__AVAILABLE RECORDS__.
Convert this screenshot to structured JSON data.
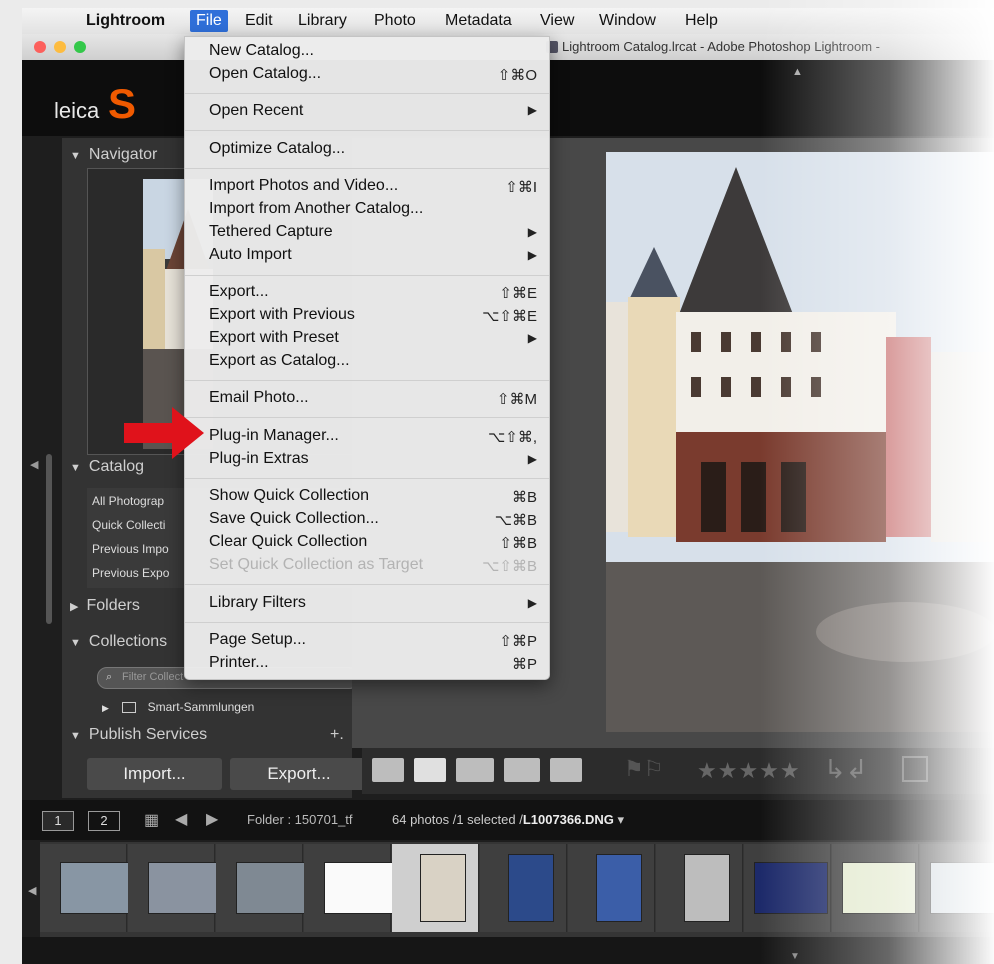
{
  "menubar": {
    "app": "Lightroom",
    "items": [
      "File",
      "Edit",
      "Library",
      "Photo",
      "Metadata",
      "View",
      "Window",
      "Help"
    ]
  },
  "window": {
    "title": "Lightroom Catalog.lrcat - Adobe Photoshop Lightroom -",
    "logo_text": "leica",
    "logo_letter": "S"
  },
  "left_panel": {
    "navigator": "Navigator",
    "catalog": "Catalog",
    "catalog_items": [
      "All Photograp",
      "Quick Collecti",
      "Previous Impo",
      "Previous Expo"
    ],
    "folders": "Folders",
    "collections": "Collections",
    "filter_placeholder": "Filter Collect",
    "smart_collection": "Smart-Sammlungen",
    "publish_services": "Publish Services",
    "publish_add": "+.",
    "import_button": "Import...",
    "export_button": "Export..."
  },
  "file_menu": {
    "items": [
      {
        "label": "New Catalog...",
        "shortcut": ""
      },
      {
        "label": "Open Catalog...",
        "shortcut": "⇧⌘O"
      },
      {
        "label": "Open Recent",
        "shortcut": "▶"
      },
      {
        "label": "Optimize Catalog...",
        "shortcut": ""
      },
      {
        "label": "Import Photos and Video...",
        "shortcut": "⇧⌘I"
      },
      {
        "label": "Import from Another Catalog...",
        "shortcut": ""
      },
      {
        "label": "Tethered Capture",
        "shortcut": "▶"
      },
      {
        "label": "Auto Import",
        "shortcut": "▶"
      },
      {
        "label": "Export...",
        "shortcut": "⇧⌘E"
      },
      {
        "label": "Export with Previous",
        "shortcut": "⌥⇧⌘E"
      },
      {
        "label": "Export with Preset",
        "shortcut": "▶"
      },
      {
        "label": "Export as Catalog...",
        "shortcut": ""
      },
      {
        "label": "Email Photo...",
        "shortcut": "⇧⌘M"
      },
      {
        "label": "Plug-in Manager...",
        "shortcut": "⌥⇧⌘,"
      },
      {
        "label": "Plug-in Extras",
        "shortcut": "▶"
      },
      {
        "label": "Show Quick Collection",
        "shortcut": "⌘B"
      },
      {
        "label": "Save Quick Collection...",
        "shortcut": "⌥⌘B"
      },
      {
        "label": "Clear Quick Collection",
        "shortcut": "⇧⌘B"
      },
      {
        "label": "Set Quick Collection as Target",
        "shortcut": "⌥⇧⌘B",
        "disabled": true
      },
      {
        "label": "Library Filters",
        "shortcut": "▶"
      },
      {
        "label": "Page Setup...",
        "shortcut": "⇧⌘P"
      },
      {
        "label": "Printer...",
        "shortcut": "⌘P"
      }
    ]
  },
  "filmstrip": {
    "page1": "1",
    "page2": "2",
    "folder": "Folder : 150701_tf",
    "count": "64 photos /1 selected /",
    "filename": "L1007366.DNG",
    "dropdown": "▾"
  },
  "toolbar": {
    "stars": "★★★★★"
  },
  "colors": {
    "accent_menu": "#2f6fd9",
    "logo_orange": "#f05a00",
    "arrow_red": "#e0121b"
  }
}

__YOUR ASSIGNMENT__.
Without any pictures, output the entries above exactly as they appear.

__WRITTEN ANSWER__.
Convert this screenshot to structured JSON data.
{
  "menubar": {
    "app": "Lightroom",
    "items": [
      "File",
      "Edit",
      "Library",
      "Photo",
      "Metadata",
      "View",
      "Window",
      "Help"
    ]
  },
  "window": {
    "title": "Lightroom Catalog.lrcat - Adobe Photoshop Lightroom -",
    "logo_text": "leica",
    "logo_letter": "S"
  },
  "left_panel": {
    "navigator": "Navigator",
    "catalog": "Catalog",
    "catalog_items": [
      "All Photograp",
      "Quick Collecti",
      "Previous Impo",
      "Previous Expo"
    ],
    "folders": "Folders",
    "collections": "Collections",
    "filter_placeholder": "Filter Collect",
    "smart_collection": "Smart-Sammlungen",
    "publish_services": "Publish Services",
    "publish_add": "+.",
    "import_button": "Import...",
    "export_button": "Export..."
  },
  "file_menu": {
    "items": [
      {
        "label": "New Catalog...",
        "shortcut": ""
      },
      {
        "label": "Open Catalog...",
        "shortcut": "⇧⌘O"
      },
      {
        "label": "Open Recent",
        "shortcut": "▶"
      },
      {
        "label": "Optimize Catalog...",
        "shortcut": ""
      },
      {
        "label": "Import Photos and Video...",
        "shortcut": "⇧⌘I"
      },
      {
        "label": "Import from Another Catalog...",
        "shortcut": ""
      },
      {
        "label": "Tethered Capture",
        "shortcut": "▶"
      },
      {
        "label": "Auto Import",
        "shortcut": "▶"
      },
      {
        "label": "Export...",
        "shortcut": "⇧⌘E"
      },
      {
        "label": "Export with Previous",
        "shortcut": "⌥⇧⌘E"
      },
      {
        "label": "Export with Preset",
        "shortcut": "▶"
      },
      {
        "label": "Export as Catalog...",
        "shortcut": ""
      },
      {
        "label": "Email Photo...",
        "shortcut": "⇧⌘M"
      },
      {
        "label": "Plug-in Manager...",
        "shortcut": "⌥⇧⌘,"
      },
      {
        "label": "Plug-in Extras",
        "shortcut": "▶"
      },
      {
        "label": "Show Quick Collection",
        "shortcut": "⌘B"
      },
      {
        "label": "Save Quick Collection...",
        "shortcut": "⌥⌘B"
      },
      {
        "label": "Clear Quick Collection",
        "shortcut": "⇧⌘B"
      },
      {
        "label": "Set Quick Collection as Target",
        "shortcut": "⌥⇧⌘B",
        "disabled": true
      },
      {
        "label": "Library Filters",
        "shortcut": "▶"
      },
      {
        "label": "Page Setup...",
        "shortcut": "⇧⌘P"
      },
      {
        "label": "Printer...",
        "shortcut": "⌘P"
      }
    ]
  },
  "filmstrip": {
    "page1": "1",
    "page2": "2",
    "folder": "Folder : 150701_tf",
    "count": "64 photos /1 selected /",
    "filename": "L1007366.DNG",
    "dropdown": "▾"
  },
  "toolbar": {
    "stars": "★★★★★"
  },
  "colors": {
    "accent_menu": "#2f6fd9",
    "logo_orange": "#f05a00",
    "arrow_red": "#e0121b"
  }
}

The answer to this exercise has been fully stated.